* _WHAT THE EXERCISE ASKS_
Tally the lines below that contain "друзей" and reply with only the tally.

═══ DATASET ═══

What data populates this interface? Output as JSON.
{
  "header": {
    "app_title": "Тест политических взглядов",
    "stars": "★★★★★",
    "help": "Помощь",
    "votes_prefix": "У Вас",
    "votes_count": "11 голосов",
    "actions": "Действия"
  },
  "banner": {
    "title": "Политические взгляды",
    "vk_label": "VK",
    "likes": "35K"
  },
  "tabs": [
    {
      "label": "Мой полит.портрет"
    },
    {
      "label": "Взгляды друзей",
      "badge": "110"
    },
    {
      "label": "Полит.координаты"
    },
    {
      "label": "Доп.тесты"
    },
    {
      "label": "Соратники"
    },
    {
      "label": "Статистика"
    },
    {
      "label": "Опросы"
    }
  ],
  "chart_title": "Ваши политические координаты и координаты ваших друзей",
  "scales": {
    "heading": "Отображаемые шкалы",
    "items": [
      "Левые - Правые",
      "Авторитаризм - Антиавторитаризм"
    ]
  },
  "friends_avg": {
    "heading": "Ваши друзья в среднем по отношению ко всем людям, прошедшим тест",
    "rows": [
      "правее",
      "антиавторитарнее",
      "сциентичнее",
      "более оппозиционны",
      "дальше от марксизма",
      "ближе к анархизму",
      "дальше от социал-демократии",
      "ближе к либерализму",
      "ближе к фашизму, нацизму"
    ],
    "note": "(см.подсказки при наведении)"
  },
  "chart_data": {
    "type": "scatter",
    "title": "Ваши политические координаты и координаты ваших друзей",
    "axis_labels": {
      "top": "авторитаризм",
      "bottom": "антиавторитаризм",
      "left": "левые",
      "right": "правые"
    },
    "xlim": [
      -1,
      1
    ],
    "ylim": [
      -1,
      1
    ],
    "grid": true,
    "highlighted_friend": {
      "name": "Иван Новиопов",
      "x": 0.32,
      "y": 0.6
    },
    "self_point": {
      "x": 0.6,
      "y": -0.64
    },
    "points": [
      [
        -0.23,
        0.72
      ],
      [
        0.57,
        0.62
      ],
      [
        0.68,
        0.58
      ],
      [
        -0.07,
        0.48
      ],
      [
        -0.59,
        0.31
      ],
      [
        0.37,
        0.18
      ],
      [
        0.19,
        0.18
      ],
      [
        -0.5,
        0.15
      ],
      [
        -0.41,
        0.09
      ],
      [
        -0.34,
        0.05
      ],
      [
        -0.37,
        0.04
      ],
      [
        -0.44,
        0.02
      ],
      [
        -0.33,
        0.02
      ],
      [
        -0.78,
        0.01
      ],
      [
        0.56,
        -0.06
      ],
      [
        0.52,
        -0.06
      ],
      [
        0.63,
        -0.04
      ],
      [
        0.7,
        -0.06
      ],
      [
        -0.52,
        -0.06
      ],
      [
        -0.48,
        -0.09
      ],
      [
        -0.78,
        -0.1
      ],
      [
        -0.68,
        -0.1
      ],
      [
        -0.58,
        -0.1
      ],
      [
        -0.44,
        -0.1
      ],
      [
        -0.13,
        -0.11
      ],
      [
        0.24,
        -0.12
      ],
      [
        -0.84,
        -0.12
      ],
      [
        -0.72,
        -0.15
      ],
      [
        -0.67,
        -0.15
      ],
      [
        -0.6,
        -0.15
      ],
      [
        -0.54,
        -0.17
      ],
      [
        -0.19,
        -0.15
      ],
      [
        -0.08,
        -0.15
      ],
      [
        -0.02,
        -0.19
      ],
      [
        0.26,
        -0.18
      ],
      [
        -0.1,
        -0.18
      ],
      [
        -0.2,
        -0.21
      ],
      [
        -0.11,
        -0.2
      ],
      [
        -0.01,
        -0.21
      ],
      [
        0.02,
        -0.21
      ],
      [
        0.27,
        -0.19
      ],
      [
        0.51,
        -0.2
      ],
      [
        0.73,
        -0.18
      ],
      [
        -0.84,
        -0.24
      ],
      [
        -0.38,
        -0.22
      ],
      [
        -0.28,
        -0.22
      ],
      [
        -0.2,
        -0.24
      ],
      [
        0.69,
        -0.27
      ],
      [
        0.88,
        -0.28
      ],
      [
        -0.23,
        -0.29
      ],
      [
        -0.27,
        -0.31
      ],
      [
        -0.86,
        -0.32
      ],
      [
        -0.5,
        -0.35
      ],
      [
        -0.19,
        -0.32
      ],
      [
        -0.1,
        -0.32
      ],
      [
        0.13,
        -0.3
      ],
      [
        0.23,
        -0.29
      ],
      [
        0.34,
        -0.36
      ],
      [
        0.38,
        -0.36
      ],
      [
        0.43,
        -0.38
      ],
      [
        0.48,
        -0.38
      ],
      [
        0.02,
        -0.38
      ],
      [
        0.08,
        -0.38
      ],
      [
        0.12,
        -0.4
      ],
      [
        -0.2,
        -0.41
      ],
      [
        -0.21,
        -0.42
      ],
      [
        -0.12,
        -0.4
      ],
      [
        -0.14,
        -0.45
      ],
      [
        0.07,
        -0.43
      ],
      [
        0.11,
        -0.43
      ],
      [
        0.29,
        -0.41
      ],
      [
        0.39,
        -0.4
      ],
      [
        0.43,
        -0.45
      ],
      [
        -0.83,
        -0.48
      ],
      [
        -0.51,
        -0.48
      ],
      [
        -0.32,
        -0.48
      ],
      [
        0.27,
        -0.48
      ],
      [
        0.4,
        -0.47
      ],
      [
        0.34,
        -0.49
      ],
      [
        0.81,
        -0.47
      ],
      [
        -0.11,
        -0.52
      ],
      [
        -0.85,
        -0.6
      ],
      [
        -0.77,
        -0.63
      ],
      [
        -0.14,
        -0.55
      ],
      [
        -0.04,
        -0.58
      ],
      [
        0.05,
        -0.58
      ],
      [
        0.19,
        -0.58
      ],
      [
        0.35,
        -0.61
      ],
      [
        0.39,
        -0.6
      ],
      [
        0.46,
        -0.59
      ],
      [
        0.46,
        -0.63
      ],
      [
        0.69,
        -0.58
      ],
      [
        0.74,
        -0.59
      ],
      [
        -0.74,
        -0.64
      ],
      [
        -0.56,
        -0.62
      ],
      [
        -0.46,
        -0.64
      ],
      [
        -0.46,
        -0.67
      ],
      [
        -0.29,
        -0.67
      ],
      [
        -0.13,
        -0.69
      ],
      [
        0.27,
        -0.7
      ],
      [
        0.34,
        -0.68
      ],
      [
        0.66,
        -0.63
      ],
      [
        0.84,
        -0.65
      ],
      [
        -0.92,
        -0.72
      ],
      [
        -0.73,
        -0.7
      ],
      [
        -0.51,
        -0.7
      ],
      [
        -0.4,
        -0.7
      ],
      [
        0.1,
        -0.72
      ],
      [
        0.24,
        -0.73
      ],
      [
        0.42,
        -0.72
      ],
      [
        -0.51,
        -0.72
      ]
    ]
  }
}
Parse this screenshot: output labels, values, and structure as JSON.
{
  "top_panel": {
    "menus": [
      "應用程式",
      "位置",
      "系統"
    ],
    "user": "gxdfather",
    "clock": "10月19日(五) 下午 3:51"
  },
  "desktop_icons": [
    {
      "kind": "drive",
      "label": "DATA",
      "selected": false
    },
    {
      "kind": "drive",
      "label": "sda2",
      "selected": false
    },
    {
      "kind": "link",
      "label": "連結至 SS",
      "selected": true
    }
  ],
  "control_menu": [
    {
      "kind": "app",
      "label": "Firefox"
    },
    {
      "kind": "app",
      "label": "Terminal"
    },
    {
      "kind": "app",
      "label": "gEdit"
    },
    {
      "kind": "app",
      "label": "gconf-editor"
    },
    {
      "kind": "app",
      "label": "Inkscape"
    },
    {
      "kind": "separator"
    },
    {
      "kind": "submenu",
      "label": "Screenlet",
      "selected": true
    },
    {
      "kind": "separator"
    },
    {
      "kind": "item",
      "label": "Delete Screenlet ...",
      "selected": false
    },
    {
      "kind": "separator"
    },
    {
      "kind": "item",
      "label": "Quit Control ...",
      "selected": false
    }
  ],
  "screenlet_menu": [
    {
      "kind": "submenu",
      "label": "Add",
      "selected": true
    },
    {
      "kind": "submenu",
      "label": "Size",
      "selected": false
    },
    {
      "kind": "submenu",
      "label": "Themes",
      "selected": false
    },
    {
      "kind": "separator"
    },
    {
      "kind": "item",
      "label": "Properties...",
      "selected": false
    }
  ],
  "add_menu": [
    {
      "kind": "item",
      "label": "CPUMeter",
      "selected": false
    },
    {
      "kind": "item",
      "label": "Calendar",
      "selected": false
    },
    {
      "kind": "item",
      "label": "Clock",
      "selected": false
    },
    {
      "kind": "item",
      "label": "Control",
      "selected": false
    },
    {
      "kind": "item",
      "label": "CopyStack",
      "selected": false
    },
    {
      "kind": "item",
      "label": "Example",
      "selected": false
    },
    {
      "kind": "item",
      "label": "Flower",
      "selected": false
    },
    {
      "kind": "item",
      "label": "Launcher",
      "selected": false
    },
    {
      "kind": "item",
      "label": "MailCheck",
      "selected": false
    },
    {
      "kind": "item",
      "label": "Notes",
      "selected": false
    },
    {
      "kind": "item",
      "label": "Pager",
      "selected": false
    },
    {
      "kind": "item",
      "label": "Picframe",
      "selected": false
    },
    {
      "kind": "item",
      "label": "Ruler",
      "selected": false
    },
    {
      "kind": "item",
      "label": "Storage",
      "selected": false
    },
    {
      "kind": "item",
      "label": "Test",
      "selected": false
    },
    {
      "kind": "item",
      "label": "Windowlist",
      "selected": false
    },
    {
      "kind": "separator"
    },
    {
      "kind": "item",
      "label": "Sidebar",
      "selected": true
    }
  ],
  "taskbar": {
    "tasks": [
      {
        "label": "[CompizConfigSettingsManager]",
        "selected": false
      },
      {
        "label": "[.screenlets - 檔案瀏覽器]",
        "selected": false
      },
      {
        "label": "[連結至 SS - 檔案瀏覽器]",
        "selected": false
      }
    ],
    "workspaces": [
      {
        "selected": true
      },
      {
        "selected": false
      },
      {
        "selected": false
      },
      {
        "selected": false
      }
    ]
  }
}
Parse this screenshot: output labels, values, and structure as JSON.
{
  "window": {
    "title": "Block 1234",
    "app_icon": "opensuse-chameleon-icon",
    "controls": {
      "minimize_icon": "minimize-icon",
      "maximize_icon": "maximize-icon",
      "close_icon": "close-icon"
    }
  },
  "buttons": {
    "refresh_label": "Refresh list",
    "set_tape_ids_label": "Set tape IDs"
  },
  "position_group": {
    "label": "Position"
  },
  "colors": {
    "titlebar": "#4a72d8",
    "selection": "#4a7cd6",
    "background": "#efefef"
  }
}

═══

* _TASK SOLUTION_
3